Interface dataset entries

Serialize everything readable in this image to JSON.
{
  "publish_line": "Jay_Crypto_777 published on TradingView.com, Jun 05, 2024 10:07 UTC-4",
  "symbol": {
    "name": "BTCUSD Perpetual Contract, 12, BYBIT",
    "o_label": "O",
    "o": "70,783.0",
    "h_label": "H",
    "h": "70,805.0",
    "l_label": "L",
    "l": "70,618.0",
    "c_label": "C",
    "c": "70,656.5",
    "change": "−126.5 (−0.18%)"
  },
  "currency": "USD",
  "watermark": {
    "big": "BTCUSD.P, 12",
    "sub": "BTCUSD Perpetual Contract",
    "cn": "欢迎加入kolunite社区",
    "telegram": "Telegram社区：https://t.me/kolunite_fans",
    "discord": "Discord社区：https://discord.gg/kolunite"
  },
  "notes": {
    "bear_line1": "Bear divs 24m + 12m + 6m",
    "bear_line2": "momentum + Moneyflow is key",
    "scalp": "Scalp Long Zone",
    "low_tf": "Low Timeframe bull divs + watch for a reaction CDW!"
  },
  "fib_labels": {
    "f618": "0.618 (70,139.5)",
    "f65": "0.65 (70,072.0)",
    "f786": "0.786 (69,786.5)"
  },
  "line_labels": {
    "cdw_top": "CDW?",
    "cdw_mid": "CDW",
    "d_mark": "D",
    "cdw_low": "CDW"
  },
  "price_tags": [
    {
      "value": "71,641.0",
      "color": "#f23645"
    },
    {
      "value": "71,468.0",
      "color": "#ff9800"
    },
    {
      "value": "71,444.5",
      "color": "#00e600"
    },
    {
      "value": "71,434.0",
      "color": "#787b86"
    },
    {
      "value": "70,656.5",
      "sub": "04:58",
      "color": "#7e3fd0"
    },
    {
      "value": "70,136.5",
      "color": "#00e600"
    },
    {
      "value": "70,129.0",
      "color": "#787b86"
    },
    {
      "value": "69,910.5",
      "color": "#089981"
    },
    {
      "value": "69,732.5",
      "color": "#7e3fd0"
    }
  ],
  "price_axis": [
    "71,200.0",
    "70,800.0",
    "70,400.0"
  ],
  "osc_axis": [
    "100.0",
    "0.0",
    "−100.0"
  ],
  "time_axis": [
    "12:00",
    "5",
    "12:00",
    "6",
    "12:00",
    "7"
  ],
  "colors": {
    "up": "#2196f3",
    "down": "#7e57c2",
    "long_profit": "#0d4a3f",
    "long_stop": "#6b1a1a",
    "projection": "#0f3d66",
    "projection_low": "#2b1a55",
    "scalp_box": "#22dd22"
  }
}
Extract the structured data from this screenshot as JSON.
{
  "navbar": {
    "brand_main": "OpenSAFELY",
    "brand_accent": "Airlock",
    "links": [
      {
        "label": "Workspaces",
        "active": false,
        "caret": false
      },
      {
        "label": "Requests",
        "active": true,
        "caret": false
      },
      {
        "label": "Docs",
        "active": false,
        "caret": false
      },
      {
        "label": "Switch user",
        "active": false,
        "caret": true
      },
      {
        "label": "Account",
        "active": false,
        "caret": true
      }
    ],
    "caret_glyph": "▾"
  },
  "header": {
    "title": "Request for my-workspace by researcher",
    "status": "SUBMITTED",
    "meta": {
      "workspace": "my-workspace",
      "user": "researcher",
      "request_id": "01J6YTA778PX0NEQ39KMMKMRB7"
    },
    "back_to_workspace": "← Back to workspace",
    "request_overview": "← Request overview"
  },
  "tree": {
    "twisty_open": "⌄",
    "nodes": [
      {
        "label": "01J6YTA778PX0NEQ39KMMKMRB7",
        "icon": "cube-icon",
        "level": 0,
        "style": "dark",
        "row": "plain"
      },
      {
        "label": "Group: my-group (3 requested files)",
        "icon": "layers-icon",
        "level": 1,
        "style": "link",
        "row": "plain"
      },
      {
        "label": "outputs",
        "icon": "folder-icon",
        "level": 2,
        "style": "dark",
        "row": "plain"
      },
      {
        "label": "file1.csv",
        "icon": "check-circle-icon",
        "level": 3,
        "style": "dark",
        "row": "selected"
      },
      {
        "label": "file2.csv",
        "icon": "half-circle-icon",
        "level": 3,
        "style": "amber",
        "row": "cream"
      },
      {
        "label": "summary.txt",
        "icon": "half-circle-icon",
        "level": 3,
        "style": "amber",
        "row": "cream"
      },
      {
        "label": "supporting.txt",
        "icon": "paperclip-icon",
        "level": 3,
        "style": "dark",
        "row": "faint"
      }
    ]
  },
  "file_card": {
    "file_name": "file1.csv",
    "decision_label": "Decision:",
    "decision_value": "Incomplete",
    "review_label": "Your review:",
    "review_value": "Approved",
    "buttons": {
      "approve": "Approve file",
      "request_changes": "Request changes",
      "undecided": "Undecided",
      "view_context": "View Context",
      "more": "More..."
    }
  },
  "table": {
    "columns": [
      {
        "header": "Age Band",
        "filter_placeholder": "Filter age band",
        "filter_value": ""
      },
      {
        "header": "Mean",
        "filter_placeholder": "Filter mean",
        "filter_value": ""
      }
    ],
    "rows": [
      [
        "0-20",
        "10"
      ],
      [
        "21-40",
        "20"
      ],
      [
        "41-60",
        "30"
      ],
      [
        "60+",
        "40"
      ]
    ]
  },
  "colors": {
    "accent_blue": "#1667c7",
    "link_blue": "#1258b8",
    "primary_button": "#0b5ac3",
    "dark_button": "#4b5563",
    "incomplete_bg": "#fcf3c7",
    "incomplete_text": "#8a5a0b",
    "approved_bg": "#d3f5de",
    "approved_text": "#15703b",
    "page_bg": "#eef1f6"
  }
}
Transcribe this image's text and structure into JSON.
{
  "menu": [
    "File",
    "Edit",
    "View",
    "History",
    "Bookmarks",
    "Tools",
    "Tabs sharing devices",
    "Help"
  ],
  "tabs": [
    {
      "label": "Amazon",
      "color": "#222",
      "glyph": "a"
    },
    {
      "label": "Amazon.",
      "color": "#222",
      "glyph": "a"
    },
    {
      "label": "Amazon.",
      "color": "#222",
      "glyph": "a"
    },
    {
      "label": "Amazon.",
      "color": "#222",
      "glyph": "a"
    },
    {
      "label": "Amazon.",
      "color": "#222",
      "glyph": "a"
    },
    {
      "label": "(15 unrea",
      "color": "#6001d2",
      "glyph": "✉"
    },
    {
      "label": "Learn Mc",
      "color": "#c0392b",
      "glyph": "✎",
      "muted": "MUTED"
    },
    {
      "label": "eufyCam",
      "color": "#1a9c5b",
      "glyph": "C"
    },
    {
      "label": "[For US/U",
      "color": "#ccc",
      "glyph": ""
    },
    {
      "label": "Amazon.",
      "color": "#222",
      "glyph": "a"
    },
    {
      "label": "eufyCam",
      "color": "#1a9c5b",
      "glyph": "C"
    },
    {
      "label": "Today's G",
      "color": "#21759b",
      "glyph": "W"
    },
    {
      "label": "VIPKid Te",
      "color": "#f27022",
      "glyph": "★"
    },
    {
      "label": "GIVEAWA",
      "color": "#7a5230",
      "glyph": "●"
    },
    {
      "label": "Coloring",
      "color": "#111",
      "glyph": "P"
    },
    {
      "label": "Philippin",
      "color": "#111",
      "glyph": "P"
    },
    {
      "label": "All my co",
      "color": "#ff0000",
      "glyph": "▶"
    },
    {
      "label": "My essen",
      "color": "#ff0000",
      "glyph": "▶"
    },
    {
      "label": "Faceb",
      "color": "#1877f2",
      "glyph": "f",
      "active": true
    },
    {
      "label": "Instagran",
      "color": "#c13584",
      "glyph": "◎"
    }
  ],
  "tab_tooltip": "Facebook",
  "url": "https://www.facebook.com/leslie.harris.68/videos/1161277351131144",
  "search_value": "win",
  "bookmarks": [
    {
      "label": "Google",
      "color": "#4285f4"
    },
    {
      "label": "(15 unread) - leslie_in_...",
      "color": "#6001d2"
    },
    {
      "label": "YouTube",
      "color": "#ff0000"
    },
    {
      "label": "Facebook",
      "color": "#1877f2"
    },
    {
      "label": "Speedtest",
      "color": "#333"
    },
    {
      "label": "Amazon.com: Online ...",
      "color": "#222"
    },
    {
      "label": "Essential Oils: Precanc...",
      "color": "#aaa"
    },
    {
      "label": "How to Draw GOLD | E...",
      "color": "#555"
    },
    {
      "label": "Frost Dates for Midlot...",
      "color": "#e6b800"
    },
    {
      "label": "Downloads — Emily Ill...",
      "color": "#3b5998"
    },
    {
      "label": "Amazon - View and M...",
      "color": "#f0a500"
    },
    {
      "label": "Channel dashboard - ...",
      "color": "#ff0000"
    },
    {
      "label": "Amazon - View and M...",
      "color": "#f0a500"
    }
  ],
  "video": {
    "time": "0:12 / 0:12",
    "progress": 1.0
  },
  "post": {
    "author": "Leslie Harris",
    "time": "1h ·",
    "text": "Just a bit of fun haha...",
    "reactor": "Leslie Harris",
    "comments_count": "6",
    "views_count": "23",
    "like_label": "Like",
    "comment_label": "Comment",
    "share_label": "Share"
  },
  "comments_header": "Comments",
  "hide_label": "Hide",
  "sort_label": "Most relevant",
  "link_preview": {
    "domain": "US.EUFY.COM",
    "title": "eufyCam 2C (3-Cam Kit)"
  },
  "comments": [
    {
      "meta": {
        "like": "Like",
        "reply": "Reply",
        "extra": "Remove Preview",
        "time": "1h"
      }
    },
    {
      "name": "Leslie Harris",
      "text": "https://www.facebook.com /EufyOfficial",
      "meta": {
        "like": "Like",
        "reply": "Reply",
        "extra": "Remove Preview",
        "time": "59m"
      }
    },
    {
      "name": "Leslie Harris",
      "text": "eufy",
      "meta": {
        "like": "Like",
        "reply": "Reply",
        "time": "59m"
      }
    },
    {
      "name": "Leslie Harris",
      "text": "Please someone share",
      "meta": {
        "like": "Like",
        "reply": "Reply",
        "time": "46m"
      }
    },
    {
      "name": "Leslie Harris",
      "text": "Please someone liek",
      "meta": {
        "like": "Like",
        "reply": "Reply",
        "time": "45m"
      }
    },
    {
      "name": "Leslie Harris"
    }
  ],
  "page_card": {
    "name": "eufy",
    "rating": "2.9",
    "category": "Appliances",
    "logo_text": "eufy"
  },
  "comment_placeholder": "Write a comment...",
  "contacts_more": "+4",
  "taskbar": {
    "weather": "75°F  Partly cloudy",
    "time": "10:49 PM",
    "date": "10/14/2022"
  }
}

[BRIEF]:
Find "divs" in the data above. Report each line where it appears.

[SOLUTION]:
    "bear_line1": "Bear divs 24m + 12m + 6m",
    "low_tf": "Low Timeframe bull divs + watch for a reaction CDW!"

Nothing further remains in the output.